**What needs to be done**
All lines from the entries below that contain the string "Luis" should be copied out.

**Dataset excerpts**
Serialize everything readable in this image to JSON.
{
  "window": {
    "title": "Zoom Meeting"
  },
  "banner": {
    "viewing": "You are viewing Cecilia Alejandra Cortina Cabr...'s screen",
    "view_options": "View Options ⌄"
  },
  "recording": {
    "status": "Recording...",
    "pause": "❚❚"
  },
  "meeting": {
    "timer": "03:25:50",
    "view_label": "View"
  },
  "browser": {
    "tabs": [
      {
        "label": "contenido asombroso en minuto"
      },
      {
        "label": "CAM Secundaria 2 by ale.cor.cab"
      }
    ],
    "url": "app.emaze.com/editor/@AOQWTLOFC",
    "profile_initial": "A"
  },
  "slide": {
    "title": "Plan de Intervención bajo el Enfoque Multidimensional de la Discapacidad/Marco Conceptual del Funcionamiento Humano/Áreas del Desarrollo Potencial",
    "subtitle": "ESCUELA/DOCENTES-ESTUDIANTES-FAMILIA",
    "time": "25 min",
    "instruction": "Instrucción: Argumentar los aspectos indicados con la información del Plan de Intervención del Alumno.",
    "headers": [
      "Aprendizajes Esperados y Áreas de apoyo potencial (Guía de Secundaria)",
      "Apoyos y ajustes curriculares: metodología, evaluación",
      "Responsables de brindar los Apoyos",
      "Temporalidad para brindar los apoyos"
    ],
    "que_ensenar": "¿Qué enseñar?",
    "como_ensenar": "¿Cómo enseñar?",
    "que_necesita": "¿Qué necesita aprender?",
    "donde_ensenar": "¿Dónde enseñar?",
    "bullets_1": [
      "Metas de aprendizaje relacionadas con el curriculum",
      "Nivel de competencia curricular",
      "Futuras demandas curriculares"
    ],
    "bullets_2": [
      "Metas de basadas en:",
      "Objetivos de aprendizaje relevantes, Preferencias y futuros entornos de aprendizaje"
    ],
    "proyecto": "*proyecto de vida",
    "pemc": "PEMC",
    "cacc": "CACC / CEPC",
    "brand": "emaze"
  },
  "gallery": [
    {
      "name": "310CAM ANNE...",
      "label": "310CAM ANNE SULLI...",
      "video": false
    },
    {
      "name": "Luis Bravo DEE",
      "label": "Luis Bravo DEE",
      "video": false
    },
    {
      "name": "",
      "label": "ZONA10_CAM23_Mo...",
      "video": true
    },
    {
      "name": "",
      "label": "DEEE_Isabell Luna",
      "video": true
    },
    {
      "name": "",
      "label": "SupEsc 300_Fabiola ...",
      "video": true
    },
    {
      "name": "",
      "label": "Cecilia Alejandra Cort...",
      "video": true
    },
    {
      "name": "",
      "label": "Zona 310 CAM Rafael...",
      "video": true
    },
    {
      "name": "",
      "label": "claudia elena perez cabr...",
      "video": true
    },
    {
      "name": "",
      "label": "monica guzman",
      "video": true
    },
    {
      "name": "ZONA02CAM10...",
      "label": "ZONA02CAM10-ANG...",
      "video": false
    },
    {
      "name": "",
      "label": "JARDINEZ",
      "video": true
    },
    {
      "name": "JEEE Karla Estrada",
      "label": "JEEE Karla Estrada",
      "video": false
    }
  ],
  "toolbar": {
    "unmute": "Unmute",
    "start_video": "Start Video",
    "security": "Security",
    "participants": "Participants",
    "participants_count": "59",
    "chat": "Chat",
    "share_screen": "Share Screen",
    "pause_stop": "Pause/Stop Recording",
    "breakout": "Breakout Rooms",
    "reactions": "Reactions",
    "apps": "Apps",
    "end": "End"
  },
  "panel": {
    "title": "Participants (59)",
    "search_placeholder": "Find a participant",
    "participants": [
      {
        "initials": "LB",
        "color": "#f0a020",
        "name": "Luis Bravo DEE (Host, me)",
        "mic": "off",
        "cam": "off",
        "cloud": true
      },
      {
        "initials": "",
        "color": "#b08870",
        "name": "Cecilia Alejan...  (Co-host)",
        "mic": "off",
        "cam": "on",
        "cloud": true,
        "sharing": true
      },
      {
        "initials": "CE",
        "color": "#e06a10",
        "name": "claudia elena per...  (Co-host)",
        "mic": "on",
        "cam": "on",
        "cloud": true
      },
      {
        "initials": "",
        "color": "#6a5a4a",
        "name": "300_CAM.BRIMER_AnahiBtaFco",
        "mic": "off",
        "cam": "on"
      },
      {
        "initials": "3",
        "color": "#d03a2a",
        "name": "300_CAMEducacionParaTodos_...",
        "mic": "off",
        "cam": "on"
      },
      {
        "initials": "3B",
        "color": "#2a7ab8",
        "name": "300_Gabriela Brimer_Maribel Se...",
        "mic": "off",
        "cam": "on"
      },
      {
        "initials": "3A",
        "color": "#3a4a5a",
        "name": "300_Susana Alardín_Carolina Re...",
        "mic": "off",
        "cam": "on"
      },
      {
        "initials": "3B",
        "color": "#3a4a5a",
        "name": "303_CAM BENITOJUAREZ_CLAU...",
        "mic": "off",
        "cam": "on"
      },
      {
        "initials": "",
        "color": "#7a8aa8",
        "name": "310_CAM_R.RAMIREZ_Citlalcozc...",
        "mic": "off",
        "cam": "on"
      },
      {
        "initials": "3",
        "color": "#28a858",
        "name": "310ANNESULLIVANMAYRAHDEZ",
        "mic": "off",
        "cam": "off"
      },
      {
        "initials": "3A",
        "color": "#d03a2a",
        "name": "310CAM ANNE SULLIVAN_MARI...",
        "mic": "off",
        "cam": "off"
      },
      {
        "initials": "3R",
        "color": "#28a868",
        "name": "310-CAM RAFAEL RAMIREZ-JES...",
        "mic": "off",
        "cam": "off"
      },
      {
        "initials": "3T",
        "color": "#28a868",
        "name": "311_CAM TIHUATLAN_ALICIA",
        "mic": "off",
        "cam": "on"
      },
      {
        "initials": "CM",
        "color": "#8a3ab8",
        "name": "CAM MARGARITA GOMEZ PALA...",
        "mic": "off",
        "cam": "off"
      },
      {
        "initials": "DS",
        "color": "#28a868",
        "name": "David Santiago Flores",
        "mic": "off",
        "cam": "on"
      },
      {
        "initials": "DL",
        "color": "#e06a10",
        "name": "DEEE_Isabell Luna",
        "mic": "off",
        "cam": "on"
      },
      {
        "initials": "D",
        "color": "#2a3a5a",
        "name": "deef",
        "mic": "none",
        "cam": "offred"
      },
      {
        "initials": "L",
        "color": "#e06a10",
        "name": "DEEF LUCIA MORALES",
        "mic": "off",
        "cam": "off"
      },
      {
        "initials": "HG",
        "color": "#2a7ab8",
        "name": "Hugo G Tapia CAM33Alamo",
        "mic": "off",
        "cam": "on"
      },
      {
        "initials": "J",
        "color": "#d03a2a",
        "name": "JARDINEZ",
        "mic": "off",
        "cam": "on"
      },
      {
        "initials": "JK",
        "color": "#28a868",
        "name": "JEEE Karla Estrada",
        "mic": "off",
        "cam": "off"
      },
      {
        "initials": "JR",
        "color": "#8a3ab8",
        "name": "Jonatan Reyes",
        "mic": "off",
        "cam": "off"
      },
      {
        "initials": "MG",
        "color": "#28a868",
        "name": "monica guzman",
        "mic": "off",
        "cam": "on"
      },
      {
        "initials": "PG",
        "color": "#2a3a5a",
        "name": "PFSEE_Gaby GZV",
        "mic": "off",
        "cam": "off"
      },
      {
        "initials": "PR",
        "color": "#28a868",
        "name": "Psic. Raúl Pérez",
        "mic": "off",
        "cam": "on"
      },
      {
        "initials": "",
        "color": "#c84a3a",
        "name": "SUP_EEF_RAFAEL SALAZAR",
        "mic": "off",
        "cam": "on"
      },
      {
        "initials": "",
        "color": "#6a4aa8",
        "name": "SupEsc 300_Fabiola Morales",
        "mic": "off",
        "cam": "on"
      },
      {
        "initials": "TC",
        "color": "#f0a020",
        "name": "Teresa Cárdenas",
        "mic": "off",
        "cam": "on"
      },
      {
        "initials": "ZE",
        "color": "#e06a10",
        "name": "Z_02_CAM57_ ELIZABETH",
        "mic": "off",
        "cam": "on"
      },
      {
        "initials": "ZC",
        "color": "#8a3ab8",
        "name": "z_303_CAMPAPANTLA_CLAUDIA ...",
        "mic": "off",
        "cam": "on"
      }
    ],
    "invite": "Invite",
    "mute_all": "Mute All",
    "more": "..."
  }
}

**Answer for the task**
      "name": "Luis Bravo DEE",
      "label": "Luis Bravo DEE",
        "name": "Luis Bravo DEE (Host, me)",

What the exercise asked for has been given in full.